They really can't all be winners. With a show like Game of Thrones, a huge part of the challenge faced by the writing staff each week has to be simply figuring out how exactly they want to parse out the massive amounts of story that have to be conveniently fit into season-long blocks with episode-long installments. As such (and this is definitely something upon which I've touched before), we're going to have some instances of table-setting. This can be somewhat problematic, though, for a show with only ten episodes to its season. When GoT hits its stride, all that happens is that we have a harder time going back to those relatively perfunctory episodes in which the pieces are put into place for whatever bit of awesomenss is about to come next.

Relative to the rest of this season, "Second Sons" was about as perfunctory as it gets.

While I wouldn't call this one a bad episode, necessarily, it was definitely bogged down by thing that were just sort of happening, and wasn't helped by some of the flattest writing the series has seen thus far.

Danaerys is still moving along in Essos, picking up people to fight for her, and currently dealing with the people of Yunkai. Her whole journey and Grey Worm's addition to the cast have added a great degree of depth and emotion to that particular storyline, but this episode's events just sort of happened, removed from any kind of stated motivation or emotional significance. Moments of levity are great and all that, but not when they're just filling time, which is what a lot of Dany's storyline seemed like in this episode.

Her meeting with the captains of the Second Sons, for example, was probably one of the weakest things I've seen the show do in a good, long while. I get that it's supposed to be light, funny, and set up the fact that Dany is going to probably have that one guy's head on a stick at some point in the near future, but the painting is done with broad, easy strokes that made me feel like I could have written that scene. Then, Daario shows up, having killed his other two captains, and pledges himself to Dany. The scene in which he breaks into her tent was pretty tense, because at that point, we thought he was going to actually kill her.

But than, "Nah, nevermind. I'm super into you."


Back in the west, Tyrion and Sansa get hitched, but the episode takes almost its entire running time to actually get to the wedding and then wrap things up, opting instead to illustrate the conflict Tyrion feels about marrying Sansa, and his commitment to making sure that she's not tortured any more than she already has been. Which is all well and good, but doesn't make for an insanely compelling hour of television when it's nudged up against the other stuff that's just sort of...well, happening.

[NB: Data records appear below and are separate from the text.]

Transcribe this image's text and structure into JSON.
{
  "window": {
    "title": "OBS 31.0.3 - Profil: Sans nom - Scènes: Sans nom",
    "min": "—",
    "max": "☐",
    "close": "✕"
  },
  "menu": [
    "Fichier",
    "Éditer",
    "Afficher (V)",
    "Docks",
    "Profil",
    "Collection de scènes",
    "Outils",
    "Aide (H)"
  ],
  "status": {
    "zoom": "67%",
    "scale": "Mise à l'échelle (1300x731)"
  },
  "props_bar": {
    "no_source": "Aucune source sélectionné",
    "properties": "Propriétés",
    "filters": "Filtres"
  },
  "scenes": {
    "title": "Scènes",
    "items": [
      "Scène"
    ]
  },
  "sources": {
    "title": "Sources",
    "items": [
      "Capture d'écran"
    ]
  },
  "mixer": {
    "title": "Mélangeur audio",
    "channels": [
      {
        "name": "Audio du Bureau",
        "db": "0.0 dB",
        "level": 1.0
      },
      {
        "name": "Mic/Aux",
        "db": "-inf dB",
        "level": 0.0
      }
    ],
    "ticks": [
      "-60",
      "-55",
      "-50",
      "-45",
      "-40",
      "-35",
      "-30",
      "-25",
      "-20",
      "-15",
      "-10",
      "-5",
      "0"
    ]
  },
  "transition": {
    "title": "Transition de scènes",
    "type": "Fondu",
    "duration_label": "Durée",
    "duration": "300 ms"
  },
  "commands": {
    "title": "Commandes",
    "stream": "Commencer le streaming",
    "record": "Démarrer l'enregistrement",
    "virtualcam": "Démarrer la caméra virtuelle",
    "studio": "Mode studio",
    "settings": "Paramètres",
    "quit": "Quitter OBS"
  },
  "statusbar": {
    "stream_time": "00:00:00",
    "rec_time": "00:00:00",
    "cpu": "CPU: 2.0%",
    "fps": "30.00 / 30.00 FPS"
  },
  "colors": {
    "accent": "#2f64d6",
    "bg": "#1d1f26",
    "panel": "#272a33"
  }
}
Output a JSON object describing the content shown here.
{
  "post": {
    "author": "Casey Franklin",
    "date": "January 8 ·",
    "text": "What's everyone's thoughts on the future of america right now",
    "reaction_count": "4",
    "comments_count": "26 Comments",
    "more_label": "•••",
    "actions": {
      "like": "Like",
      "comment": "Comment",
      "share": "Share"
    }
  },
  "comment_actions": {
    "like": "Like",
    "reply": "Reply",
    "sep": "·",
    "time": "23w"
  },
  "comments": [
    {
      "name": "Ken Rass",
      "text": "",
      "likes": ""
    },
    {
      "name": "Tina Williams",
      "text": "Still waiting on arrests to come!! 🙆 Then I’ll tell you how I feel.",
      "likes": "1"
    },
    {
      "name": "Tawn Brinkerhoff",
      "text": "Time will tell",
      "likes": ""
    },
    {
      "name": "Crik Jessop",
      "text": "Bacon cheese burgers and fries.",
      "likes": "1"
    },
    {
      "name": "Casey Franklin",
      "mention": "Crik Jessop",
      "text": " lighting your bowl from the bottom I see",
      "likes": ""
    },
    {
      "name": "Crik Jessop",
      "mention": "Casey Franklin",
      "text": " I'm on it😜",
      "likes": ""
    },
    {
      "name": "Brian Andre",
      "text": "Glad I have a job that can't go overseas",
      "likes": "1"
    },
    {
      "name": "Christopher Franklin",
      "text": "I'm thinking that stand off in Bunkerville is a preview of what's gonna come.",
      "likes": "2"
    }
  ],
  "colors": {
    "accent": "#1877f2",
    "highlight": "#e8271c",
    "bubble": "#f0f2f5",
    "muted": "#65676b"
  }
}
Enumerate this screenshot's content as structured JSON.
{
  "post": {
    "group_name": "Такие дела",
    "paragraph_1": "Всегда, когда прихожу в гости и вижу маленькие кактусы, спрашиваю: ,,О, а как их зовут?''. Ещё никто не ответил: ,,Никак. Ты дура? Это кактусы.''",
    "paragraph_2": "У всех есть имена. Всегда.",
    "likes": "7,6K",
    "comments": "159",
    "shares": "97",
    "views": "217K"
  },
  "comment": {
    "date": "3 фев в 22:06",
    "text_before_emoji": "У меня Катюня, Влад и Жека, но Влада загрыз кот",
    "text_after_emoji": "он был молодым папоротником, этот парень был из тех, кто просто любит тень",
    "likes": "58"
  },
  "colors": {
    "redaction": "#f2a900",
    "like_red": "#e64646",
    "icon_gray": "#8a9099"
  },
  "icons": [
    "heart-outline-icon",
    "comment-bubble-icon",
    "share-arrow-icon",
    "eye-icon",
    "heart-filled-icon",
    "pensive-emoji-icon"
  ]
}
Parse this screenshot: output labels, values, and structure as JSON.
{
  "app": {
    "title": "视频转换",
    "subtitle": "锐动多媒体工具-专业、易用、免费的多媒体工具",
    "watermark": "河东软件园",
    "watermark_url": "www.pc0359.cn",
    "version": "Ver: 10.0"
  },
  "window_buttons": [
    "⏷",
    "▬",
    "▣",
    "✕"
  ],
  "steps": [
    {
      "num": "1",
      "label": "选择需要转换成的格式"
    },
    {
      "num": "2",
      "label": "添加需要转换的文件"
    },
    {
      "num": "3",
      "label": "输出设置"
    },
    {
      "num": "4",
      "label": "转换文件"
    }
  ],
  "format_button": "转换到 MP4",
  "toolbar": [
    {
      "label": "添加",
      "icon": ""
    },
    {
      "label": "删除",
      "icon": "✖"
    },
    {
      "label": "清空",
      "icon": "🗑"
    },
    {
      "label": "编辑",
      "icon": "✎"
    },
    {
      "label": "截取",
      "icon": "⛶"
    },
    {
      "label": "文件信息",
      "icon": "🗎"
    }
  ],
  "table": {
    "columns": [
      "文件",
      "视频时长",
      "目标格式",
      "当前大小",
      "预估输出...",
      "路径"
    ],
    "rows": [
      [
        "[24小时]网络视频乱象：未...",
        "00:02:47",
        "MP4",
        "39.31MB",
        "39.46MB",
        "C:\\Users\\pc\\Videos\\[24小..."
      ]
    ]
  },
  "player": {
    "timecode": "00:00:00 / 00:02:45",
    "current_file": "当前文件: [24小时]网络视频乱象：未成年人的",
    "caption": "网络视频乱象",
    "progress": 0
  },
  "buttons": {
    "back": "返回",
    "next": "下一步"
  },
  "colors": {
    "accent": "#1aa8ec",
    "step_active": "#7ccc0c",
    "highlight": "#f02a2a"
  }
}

Melisandre gets naked! She bangs Gendry a little bit! Gendry has King's Blood, and we need another couple of scenes to talk about that! Stannis and Davos show up (after their gratuitous scene, which could have basically just comprised of, "Hey, I'm gonna let you go if you'll be nice to Mel," followed by, "Word, whatever...but you probably shouldn't kill some innocent kid; that's really not your bag.") and then do some cursin' with leeches full of Gendry's dickblood! But all that stuff just happens, and we're going to have to wait an episode or two to find out what's going to come of all of it.

Cersei fucking. hates. Margaery! And is a total bitch about it! Surprise!

This episode of Game of Thrones is one that's rife with setup. It's an important part of the medium, and part of the limitations that are imposed by it, and it's entirely likely that we're going to have an absolutely killer couple of final episodes rounding out this season. Setup, then, isn't a bad thing, and is something of a necessary evil, but usually it can be don e in a way that's a bit more engaging than "Second Sons."

Oh, and also...

• Seriously, Sam. What the fuck, man?

• "I am the god of tits and wine!"

• The Hound is definitely one of my favorite characters, at this point.